Living art in Albuquerque, New Mexico.
By Hope S. Philbrick
Native American art is one compelling reason to visit New Mexico: opportunities abound to see it, buy it, learn about its history and role in native culture. But once you’ve seen/bought/visited a few museums devoted to turquoise, pottery, sculpture, painting, beadwork, etc., what next?
Jump into a full immersion.
“Nativo Lodge showcases contemporary Native American artists,” says Maresa Thompson, senior marketing & creative director (a.k.a., corporate cowgirl) for Heritage Hotels & Resorts. “We know where Native American art was; this is where it’s going.”
Contemporary Native American artists’ stories are conveyed throughout the hotel via its architecture, design and décor, art and music. Most dramatically, however, they are showcased in the hotel’s innovative collection of artist guestrooms.
“We brought in contemporary street artists,” explains Thompson. Each artist was given free creative reign to paint a guestroom as a large-scale installation of his or her work. To date, eight rooms have been transformed by eight different artists, though plans are underway to add additional guestrooms by more artists to the collection.
Staying in one of the artist guestrooms at Nativo Lodge is a chance “to live inside a painting for awhile,” says Thompson. The work in these rooms is rooted in cultural traditions but expressed in modern ways that can surprise, awe, inspire, and invite contemplation.
Upon check-in, if you’ve reserved an artist guestroom or decide to upgrade to one at the last minute, you’ll be asked to choose among those that remain available. Though all are graphic, bold and bright, each room has a completely different vibe; plus furnishings vary, so some rooms have two queens while others have a king bed.
One room, Hózhó by Rhett Lynch, is credited with saving a marriage: Thompson says that a couple planning to divorce checked into that room, wound up staying awake all night talking about the art, and decided to stay married. That’s a powerful painting.
Each artist guestroom has a singular vibe. Having toured them all, my advice is to choose whichever one compels you on that particular day—and your preference will likely vary with future stays. On my initial visit I chose “Question: (Material) Culture” by Heidi Brandow; next time, I might opt for “Sunset’s Reflection” by Michelle Lowden, “All Direction Protection” by Randy Barton, “Keeva” by Ehren Kee Natay, or another option.
“The art is contemporary, but based in the artists’ native culture and infused with their spirituality,” says Thompson. The artwork conveys “a blessing for whoever sleeps in that room.”
Whether you stay up all night to appreciate the art or simply rediscover it upon waking in the morning, Nativo Lodge is where to reinvigorate your sensibilities.

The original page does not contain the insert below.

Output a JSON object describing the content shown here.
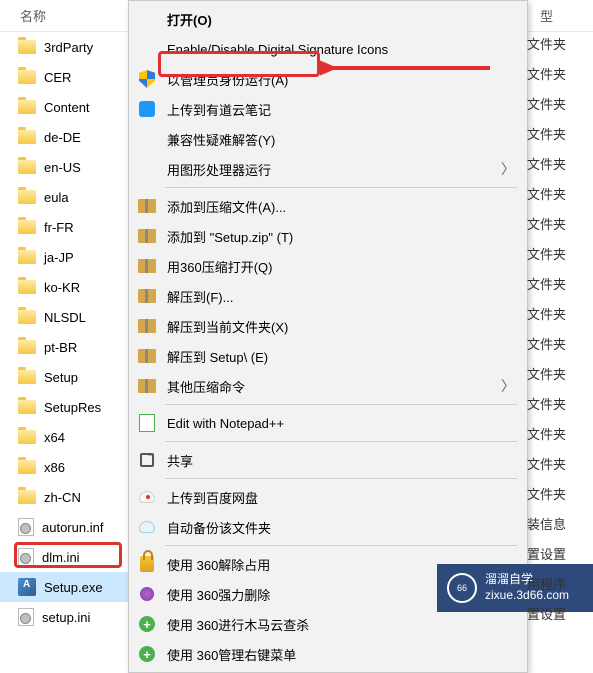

- Nativo Lodge is conveniently located near major highways and offers easy access to contemporary urban Albuquerque
- Free Wi-Fi
- Free parking

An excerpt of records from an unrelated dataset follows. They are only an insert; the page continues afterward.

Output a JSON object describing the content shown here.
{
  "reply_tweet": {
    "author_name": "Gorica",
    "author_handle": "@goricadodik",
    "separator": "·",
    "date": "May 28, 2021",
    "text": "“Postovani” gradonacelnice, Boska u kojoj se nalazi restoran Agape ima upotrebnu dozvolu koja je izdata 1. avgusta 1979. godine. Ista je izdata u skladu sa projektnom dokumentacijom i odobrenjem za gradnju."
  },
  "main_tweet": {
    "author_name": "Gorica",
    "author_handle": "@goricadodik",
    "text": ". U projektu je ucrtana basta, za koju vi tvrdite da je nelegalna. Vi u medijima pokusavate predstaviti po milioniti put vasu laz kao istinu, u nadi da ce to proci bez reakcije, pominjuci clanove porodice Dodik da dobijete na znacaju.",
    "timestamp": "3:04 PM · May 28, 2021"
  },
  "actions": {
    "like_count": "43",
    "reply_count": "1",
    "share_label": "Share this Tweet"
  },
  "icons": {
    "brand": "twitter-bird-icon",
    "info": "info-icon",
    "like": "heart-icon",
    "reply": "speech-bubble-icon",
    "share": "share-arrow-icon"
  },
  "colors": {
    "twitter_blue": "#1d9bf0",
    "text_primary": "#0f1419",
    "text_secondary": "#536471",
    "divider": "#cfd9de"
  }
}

- ADA accessible rooms available
- Pet friendly; $25/per pet per day, dogs under 50 pounds welcome
- Indoor/Outdoor pool available year-round
- Indoor whirlpool
- Lobby bar/lounge
- Fitness Center
- Business Center
- 21 Plus Salute! An adults-only hookah teepee is available outdoors near the pool
- Complimentary walking tours of Historic Old Town; meet at sister property Hotel Albuquerque on Saturdays @ 10 a.m. (available seasonally)
- Local Treasures discount brochure provided at check-in
- Rates from $89/night
- Odds of Encountering Children: Possible, but significantly lower than national chain hotels. Each Heritage Hotel offers special packages, most of which are aimed at adults.
Artist guestrooms are part of Heritage Hotels & Resort’s community partnership with the Southwest Association of Indian Arts.
6000 Pan American Fwy. NE
Albuquerque, NM 87109
With more than 300 days of sunshine annually and very low humidity, Albuquerque is a haven for outdoor adventures such as hiking, biking or horseback riding through the foothills or along mountain ridges.
– Photos © HSP Media LLC
Featured products, services and/or travel arrangements may have been complimentary in part or in full; this affords the research opportunity but does not sway opinion.